The extant records
By the mid-seventeenth century, Scotland had approximately 900-1000 parishes each with its own kirk session.
The minute books of a session provide a remarkable insight into the dynamics of each parish and glimpses of how local societies operated in the early modern period.
Although its overall land mass is relatively small, Scotland is geographically diverse and regionally varied. As a result, the records cover communities which range in size; are situated in rural or urban environments; and are variously integrated with, or isolated from, other areas in Scotland.
So, for example, the parochial experiences of the burgh of Peebles in the south-east may differ markedly from the village of Kilchrenan in the north-west.
While the network of presbyteries and synods overseen by the General Assembly of the Church of Scotland did ensure a level of uniformity, local co-operation with central directives was ultimately crucial if co-ordination was to be achieved in practice as much as in policy.

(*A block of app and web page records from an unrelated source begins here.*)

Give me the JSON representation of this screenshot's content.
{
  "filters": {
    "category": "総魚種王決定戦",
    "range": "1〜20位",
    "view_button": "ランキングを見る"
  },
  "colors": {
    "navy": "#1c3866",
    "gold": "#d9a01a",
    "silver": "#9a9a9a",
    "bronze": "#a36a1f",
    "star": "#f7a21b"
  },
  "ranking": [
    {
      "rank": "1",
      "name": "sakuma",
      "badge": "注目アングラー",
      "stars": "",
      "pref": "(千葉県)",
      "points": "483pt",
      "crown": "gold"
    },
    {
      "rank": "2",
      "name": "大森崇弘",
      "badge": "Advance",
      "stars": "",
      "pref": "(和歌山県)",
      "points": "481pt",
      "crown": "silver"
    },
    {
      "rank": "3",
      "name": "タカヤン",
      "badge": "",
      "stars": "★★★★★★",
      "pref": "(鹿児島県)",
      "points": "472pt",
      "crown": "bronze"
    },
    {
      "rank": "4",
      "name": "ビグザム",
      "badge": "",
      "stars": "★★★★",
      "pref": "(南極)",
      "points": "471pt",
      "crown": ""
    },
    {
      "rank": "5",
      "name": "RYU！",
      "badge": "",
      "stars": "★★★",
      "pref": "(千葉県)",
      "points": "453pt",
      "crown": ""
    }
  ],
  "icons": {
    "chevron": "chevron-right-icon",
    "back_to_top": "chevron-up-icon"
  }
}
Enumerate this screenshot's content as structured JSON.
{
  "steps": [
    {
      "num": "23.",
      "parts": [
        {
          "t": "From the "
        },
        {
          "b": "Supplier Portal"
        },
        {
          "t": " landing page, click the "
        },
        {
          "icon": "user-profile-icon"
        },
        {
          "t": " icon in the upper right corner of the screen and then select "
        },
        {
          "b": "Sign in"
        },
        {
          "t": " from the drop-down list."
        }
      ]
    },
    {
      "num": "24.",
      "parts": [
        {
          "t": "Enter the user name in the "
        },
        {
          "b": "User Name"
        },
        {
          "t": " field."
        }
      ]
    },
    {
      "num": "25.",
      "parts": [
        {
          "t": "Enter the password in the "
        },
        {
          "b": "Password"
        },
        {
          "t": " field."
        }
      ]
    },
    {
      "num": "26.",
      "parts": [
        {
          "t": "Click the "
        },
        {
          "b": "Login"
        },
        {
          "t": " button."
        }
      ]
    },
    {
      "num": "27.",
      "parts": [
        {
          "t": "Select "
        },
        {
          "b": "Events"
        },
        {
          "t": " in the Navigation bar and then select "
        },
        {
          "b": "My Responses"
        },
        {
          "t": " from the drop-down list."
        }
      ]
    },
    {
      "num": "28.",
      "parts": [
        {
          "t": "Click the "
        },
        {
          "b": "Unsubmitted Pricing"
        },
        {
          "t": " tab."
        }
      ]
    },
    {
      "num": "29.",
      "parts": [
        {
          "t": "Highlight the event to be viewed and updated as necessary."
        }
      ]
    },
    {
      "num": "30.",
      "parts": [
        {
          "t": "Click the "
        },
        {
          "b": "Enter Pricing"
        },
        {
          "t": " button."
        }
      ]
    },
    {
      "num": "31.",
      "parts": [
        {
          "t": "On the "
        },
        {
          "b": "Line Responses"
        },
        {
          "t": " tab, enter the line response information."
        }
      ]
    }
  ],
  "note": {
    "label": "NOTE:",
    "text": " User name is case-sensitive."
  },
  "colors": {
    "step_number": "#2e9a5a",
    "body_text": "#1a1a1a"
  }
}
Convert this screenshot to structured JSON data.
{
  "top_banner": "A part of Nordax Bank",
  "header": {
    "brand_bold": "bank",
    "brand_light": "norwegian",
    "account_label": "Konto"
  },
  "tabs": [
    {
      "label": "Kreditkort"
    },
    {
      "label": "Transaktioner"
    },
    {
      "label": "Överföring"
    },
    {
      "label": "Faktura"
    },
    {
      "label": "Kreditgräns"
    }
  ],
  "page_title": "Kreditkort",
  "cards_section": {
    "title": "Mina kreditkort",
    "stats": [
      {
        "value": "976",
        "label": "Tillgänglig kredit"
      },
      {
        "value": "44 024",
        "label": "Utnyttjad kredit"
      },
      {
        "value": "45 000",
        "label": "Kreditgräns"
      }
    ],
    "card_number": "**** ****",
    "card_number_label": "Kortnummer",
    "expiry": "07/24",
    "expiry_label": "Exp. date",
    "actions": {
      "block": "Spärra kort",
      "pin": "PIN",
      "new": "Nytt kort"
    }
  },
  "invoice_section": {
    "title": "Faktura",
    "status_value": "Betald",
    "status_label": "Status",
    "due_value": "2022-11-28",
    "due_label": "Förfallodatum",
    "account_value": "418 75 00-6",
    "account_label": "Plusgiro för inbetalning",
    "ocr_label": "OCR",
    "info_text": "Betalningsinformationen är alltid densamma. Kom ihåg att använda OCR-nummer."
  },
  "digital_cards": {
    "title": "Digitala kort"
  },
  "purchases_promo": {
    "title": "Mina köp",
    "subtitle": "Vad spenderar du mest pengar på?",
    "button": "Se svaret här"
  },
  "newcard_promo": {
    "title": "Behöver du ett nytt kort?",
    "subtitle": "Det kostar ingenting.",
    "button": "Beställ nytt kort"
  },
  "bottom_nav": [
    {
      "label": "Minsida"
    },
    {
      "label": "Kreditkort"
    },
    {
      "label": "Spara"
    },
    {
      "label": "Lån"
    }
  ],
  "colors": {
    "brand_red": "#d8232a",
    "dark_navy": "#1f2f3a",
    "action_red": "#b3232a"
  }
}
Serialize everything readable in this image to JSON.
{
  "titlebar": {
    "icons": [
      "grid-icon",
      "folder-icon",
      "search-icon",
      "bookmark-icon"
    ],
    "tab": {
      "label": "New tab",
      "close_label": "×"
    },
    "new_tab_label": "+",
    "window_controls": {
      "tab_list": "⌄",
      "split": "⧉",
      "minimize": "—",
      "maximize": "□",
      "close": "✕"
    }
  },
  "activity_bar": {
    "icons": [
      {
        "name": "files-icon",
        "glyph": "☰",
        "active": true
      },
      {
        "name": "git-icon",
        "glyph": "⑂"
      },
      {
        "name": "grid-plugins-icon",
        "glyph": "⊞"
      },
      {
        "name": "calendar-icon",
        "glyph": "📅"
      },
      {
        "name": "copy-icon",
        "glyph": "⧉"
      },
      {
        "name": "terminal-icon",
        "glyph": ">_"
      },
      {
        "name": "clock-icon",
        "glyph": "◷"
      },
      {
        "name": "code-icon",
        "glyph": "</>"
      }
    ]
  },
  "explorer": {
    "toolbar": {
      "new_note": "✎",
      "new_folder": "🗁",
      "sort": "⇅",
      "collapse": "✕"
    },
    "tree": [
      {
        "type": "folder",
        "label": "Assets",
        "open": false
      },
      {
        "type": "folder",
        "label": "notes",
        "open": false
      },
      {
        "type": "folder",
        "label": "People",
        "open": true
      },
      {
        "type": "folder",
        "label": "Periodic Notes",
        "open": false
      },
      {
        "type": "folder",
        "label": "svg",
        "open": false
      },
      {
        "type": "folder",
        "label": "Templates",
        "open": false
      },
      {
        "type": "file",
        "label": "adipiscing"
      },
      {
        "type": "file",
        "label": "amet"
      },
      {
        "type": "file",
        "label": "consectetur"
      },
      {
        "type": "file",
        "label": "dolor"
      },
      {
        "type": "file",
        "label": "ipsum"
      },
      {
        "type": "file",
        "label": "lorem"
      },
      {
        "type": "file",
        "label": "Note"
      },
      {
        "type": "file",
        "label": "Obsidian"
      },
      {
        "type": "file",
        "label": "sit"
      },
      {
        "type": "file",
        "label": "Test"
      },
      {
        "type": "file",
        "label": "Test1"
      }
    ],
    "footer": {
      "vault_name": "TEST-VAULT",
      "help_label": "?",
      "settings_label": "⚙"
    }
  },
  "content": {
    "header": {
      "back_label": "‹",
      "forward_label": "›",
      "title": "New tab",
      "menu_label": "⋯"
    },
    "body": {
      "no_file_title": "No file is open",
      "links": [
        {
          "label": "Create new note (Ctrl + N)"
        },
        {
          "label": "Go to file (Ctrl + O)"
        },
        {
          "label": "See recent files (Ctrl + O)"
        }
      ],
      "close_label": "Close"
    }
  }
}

The survival of kirk session minute books has been generally outstanding, but it must be borne in mind that we do not have a complete set of records for every parish. What is more, the surviving minute books for each parish are not necessarily comprehensive. There may be missing pages or lost volumes; or there may be lapses in meetings or minute-taking due to illness, disease, disasters or conflict. In other words, there are gaps in our sources.
Another issue facing the historian is the nature of the coverage, as the surviving records are mostly from the more populous areas in the lowlands, and especially the towns. This is not altogether surprising: the sessions there were organised earlier and able to hold meetings more frequently. Indeed, the problems of long travel and inclement weather could affect a session meeting no less than church attendance by parishioners – a problem of particular note in the highlands and islands.
No two minute books are strictly the same. Although used for the same purposes – the recording of proceedings, disciplinary cases, decisions and so on – the physical condition of the books renders each unique. Sections may be damaged or fragmentary; the pages may be soiled or torn; and the ink may have faded over time. As such, their legibility will be compromised to a greater or lesser extent.
The minute books were shaped by those who used them. They were subject to the impulses of a kirk session and the technical abilities and human fallibilities of a session clerk. For example, a minister, elder or session might be preoccupied with a local matter or obsessed with a particular sin, while the clerks may differ in their approach to their duties or in the accuracy of their record keeping. Other human interventions include intentional omissions or deliberate exaggeration.
Finally, the conventions of record keeping can vary from clerk to clerk and parish to parish. The level of detail, marginalia, modifications, or summaries are all likely to differ. A session may also have kept several books for specific purposes: one may record discipline, another financial transactions, etc.
While these issues must be considered at all times, they need not discourage us: they do not prevent illuminating historical research and shall not affect your ability to learn early modern handwriting.
© University of Glasgow